**REQUIRED WORK:**
Please work out the number of lines in the following material that include "comment", and reply with only that number.

**MATERIAL PROVIDED:**
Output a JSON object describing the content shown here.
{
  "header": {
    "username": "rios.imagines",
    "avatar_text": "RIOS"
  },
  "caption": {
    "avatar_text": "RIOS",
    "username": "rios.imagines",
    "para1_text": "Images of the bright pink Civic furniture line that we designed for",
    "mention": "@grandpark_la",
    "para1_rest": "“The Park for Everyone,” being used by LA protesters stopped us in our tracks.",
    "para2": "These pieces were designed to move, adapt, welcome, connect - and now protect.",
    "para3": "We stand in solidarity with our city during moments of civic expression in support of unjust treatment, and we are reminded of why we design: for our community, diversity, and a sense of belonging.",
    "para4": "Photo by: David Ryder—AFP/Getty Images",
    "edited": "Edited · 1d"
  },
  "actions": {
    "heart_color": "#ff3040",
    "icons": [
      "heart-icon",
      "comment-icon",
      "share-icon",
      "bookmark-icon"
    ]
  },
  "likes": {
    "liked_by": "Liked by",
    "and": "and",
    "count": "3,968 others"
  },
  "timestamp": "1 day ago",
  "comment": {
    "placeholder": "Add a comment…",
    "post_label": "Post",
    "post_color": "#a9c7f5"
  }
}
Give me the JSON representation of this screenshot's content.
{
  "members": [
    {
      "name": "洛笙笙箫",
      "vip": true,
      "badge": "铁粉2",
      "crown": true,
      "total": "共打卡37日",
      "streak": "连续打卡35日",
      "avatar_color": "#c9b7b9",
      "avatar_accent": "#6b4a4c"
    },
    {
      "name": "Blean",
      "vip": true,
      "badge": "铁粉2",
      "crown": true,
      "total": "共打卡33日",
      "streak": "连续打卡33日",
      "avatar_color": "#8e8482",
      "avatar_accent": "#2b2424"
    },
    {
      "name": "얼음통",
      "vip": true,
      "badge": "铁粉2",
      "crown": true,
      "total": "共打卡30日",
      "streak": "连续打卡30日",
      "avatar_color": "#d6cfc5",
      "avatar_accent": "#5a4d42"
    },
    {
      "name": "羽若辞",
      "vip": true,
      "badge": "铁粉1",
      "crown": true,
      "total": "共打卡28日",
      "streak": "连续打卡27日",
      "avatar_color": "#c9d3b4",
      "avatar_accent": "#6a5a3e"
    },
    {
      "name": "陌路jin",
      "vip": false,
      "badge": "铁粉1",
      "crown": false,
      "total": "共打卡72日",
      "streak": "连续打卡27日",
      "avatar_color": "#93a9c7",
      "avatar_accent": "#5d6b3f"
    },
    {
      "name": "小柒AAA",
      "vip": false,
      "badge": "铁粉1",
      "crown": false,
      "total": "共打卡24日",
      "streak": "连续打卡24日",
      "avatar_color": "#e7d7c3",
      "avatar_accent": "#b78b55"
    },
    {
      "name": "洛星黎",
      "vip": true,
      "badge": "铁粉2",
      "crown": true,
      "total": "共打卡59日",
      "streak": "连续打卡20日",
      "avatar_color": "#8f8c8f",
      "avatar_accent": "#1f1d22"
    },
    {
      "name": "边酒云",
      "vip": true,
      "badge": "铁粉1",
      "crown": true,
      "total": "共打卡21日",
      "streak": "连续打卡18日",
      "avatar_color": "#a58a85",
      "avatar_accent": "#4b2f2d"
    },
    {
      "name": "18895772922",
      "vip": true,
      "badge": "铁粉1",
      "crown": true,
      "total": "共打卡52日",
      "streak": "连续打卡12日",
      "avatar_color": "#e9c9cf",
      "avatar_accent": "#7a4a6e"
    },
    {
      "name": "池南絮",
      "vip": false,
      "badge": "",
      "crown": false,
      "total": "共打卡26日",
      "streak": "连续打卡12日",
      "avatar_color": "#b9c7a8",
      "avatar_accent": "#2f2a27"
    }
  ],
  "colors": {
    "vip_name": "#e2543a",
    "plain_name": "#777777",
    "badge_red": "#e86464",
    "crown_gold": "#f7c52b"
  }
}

**OUTPUT BELOW:**
3